“Many of our target players are not accustomed to using both hands to move their avatars freely, so we designed the game so that it can be played easily, automatically, and without requiring advanced techniques.”
Another advantage of mobile is its portability. While console Olympics games — even Mario & Sonic games — often require dexterous handling of a traditional gamepad with quick reflexes and perhaps an unhealthy amount of mashing buttons as quickly as possible, The Pegasus Dream Tour aims to be accessible to all ages and abilities.
Players can improve their chances of winning by putting their character through training exercises and workouts or by eating a nutritional diet for more energy. They can also boost their avatar’s performance by tapping the screen at the right time when the bars appear on the screen.
“We wanted to capture the spirit of the Paralympic Games, but we didn’t want it to be just a collection of minigames” in the games community for people with disabilities, and various influencers with disabilities to get feedback and ensure the experience was authentic. To that end, the developer also frequently consulted with the International Paralympic Committee and even has avatars representing nine real-world athletes in the game.
We frequently showed the games we developed to the Paralympic Committee and other athletic organizations and para-athletes in order to understand them with accuracy,” Yoshimoto says. “Orthopedic manufacturers also offered cooperation for the development of the games and concepts.”
Players with disabilities can create a character that more closely resembles them using the orthotics consultations, including wheelchairs, prosthetic arms, and legs. This is one of the few instances when even those without disabilities can customize their avatar.
Players can explore Pegasus City between events and interact with other players and NPCs via touch screen. Again, accessibility-centric design means players can freely move around and tap options while conversing.

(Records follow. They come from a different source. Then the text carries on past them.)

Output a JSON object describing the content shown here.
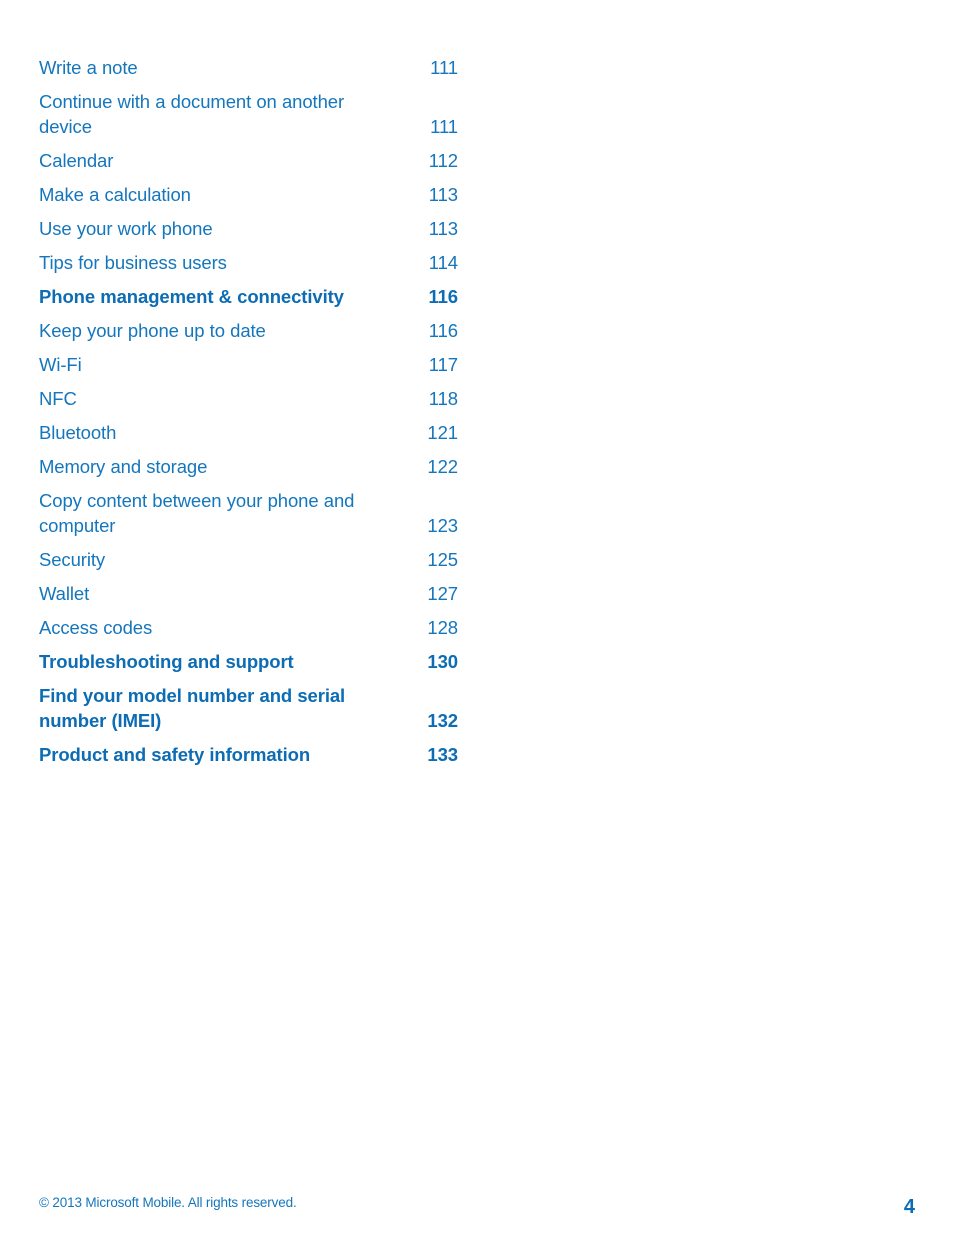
{
  "document": {
    "type": "table-of-contents",
    "text_color": "#1476bd",
    "heading_color": "#0c6cb4",
    "background_color": "#ffffff"
  },
  "toc": {
    "entries": [
      {
        "title": "Write a note",
        "page": "111",
        "bold": false
      },
      {
        "title": "Continue with a document on another device",
        "page": "111",
        "bold": false
      },
      {
        "title": "Calendar",
        "page": "112",
        "bold": false
      },
      {
        "title": "Make a calculation",
        "page": "113",
        "bold": false
      },
      {
        "title": "Use your work phone",
        "page": "113",
        "bold": false
      },
      {
        "title": "Tips for business users",
        "page": "114",
        "bold": false
      },
      {
        "title": "Phone management & connectivity",
        "page": "116",
        "bold": true
      },
      {
        "title": "Keep your phone up to date",
        "page": "116",
        "bold": false
      },
      {
        "title": "Wi-Fi",
        "page": "117",
        "bold": false
      },
      {
        "title": "NFC",
        "page": "118",
        "bold": false
      },
      {
        "title": "Bluetooth",
        "page": "121",
        "bold": false
      },
      {
        "title": "Memory and storage",
        "page": "122",
        "bold": false
      },
      {
        "title": "Copy content between your phone and computer",
        "page": "123",
        "bold": false
      },
      {
        "title": "Security",
        "page": "125",
        "bold": false
      },
      {
        "title": "Wallet",
        "page": "127",
        "bold": false
      },
      {
        "title": "Access codes",
        "page": "128",
        "bold": false
      },
      {
        "title": "Troubleshooting and support",
        "page": "130",
        "bold": true
      },
      {
        "title": "Find your model number and serial number (IMEI)",
        "page": "132",
        "bold": true
      },
      {
        "title": "Product and safety information",
        "page": "133",
        "bold": true
      }
    ]
  },
  "footer": {
    "copyright": "© 2013 Microsoft Mobile. All rights reserved.",
    "page_number": "4"
  }
}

Pegasus City is pitched as a sustainable metropolis, one with a clean futuristic look. And, as with most live service games, it will evolve over time, adding new facilities to help players level up their para-athlete.